This research establishes the reliability across a variety of application sites of a new instrument that is intended to evaluate the functional self-efficacy of disabled individuals. While designed as a reliability study, the present study also found that chronicity is related to diminished functional self-efficacy. It may be a direct causal relationship in which greater chronicity leads to lower functional self-efficacy. Subjects who received intervention earlier have significantly higher initial ratings of perceived capacity than subjects who received intervention later. However, another interpretation of these data is that a low score on the SFS may be a characteristic of individuals who eventually become chronically disabled. That is, lower functional self-efficacy leads to greater chronicity. At a level below that which would be considered necessary for involvement in each individual’s usual and customary occupation, the rating of perceived capacity may be interpreted by the individual as an indicator of functional inefficacy, incompetence, or helplessness. If this is so, the SFS may be a useful tool to provide early identification of those who may need more intense treatment.
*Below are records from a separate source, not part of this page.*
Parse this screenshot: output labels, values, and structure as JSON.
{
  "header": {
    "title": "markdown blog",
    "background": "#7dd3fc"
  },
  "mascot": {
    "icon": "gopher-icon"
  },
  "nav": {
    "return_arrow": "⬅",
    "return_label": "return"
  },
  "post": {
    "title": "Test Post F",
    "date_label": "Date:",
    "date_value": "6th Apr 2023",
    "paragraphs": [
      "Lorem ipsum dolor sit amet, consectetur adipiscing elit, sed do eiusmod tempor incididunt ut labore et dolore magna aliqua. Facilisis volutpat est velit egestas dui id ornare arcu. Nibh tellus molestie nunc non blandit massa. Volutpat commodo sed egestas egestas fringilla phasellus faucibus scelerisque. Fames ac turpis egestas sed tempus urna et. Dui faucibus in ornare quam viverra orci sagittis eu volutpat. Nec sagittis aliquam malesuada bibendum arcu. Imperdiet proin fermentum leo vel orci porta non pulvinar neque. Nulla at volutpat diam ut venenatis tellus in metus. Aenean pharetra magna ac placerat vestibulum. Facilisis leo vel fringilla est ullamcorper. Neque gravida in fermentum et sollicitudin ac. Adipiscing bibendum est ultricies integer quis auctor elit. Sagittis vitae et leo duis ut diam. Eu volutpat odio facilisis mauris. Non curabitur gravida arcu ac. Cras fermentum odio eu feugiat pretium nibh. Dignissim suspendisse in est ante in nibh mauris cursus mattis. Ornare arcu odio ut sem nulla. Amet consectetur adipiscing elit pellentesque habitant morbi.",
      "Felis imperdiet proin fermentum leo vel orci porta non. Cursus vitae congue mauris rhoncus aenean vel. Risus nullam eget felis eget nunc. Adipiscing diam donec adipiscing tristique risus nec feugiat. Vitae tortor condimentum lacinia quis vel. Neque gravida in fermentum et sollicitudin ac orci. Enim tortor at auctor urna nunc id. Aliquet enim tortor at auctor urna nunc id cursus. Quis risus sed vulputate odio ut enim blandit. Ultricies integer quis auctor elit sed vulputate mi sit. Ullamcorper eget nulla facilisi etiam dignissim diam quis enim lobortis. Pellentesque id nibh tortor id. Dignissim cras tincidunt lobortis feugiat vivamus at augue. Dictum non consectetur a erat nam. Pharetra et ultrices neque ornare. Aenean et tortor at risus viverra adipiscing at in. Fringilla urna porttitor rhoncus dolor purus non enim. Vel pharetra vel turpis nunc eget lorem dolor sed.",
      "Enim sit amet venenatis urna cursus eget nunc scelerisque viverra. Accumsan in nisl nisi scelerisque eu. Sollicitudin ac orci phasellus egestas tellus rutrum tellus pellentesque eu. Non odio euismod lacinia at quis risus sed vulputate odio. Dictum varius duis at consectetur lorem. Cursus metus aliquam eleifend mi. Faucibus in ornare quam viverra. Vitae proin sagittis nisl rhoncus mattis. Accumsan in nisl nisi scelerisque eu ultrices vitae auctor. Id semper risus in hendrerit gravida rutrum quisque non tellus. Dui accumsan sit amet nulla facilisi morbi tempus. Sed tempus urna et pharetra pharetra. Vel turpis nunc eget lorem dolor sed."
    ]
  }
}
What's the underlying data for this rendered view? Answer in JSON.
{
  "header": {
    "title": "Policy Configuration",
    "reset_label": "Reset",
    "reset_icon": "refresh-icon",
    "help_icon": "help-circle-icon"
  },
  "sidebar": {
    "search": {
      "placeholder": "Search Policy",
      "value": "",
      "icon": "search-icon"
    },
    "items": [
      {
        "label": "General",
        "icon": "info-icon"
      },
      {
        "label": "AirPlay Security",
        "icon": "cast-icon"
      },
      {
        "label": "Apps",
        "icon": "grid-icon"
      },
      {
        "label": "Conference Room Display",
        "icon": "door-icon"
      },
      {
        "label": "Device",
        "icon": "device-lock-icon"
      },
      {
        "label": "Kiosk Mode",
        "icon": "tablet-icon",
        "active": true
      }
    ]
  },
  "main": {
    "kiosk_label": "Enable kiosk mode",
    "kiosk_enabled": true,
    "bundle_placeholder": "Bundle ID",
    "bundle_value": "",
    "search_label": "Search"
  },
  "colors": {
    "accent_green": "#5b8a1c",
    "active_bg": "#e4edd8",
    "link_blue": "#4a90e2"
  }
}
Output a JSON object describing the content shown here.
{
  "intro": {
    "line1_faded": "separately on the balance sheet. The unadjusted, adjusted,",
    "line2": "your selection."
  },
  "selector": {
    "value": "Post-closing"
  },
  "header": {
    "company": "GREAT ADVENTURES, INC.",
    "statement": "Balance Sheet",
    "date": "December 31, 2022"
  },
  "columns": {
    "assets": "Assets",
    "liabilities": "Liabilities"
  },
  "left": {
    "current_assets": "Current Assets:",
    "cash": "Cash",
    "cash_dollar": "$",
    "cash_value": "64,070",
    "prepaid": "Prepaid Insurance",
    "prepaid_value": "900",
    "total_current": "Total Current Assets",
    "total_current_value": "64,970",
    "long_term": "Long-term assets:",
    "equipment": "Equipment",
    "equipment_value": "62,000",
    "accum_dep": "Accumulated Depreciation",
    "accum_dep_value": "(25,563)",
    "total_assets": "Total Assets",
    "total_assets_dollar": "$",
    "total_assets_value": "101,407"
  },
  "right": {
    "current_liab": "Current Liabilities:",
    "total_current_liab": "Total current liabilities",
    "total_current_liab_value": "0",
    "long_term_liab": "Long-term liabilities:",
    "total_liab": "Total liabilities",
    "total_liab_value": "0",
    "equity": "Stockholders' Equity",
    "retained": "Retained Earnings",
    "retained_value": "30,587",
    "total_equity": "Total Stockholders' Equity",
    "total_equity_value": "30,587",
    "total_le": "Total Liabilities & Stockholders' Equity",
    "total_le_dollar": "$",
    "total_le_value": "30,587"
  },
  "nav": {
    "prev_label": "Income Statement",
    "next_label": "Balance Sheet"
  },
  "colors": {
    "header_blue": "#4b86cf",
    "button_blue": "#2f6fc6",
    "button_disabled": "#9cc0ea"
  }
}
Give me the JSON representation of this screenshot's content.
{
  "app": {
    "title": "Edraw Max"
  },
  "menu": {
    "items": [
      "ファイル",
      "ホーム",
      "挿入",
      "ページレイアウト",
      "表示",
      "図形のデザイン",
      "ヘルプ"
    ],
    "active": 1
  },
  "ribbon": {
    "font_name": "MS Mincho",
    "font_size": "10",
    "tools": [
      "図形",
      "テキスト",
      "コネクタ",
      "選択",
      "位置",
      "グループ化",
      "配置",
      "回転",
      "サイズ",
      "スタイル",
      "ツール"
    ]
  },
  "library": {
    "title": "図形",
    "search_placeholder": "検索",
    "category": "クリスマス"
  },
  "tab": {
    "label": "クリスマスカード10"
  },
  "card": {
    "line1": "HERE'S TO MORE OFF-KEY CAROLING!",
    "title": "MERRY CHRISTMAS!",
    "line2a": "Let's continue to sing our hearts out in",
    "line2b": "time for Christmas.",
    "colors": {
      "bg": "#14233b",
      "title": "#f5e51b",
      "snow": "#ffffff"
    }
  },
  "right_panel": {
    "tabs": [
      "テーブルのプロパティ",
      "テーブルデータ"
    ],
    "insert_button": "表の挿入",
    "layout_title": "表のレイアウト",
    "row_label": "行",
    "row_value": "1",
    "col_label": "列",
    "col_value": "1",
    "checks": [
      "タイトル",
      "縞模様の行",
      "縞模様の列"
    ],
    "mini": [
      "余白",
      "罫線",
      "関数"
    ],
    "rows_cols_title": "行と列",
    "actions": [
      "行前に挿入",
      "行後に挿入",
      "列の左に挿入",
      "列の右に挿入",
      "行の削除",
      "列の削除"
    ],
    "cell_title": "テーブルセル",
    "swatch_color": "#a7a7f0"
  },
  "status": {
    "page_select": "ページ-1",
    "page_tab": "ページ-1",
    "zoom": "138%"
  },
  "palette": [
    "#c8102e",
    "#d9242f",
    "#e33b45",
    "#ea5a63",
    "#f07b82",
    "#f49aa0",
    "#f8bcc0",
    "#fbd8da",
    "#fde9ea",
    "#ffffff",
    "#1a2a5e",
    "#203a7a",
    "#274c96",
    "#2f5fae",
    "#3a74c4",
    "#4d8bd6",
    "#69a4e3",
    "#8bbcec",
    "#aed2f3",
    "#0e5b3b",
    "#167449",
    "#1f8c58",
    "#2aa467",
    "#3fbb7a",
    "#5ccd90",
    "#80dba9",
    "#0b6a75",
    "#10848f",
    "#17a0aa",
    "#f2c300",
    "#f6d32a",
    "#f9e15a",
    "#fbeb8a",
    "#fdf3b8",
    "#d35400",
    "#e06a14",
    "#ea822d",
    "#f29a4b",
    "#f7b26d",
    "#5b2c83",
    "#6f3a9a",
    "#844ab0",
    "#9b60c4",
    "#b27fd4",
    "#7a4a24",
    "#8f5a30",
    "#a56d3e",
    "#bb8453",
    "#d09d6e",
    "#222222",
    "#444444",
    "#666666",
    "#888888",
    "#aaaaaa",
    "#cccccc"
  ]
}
In addition to the unexpected finding that chronicity is related to functional self-efficacy, there were two other unexpected findings in the present study. The first was the degree to which functional self-efficacy is reactive to the functional capacity evaluation process. On average, each subject’s rating of perceived capacity improved by 9% with only the experience of the functional capacity evaluation separating the first test administration from the second. This may be a reaction to the initial administration of the SFS or it may be due to other factors commonly found in the functional capacity evaluation process. In any case, the change is in a “positive” direction and is consistent across sites, given allowances for chronicity. The second unexpected finding was the degree to which this reactivity in functional self-efficacy differs with chronicity. That is, significant improvement in functional self-efficacy was found among subjects who were within one year of the disabling injury. Beyond that point in time, functional self-efficacy is not only lower but is less likely to respond to these levels of intervention. If functional self-efficacy is to be improved, it will require more intense intervention.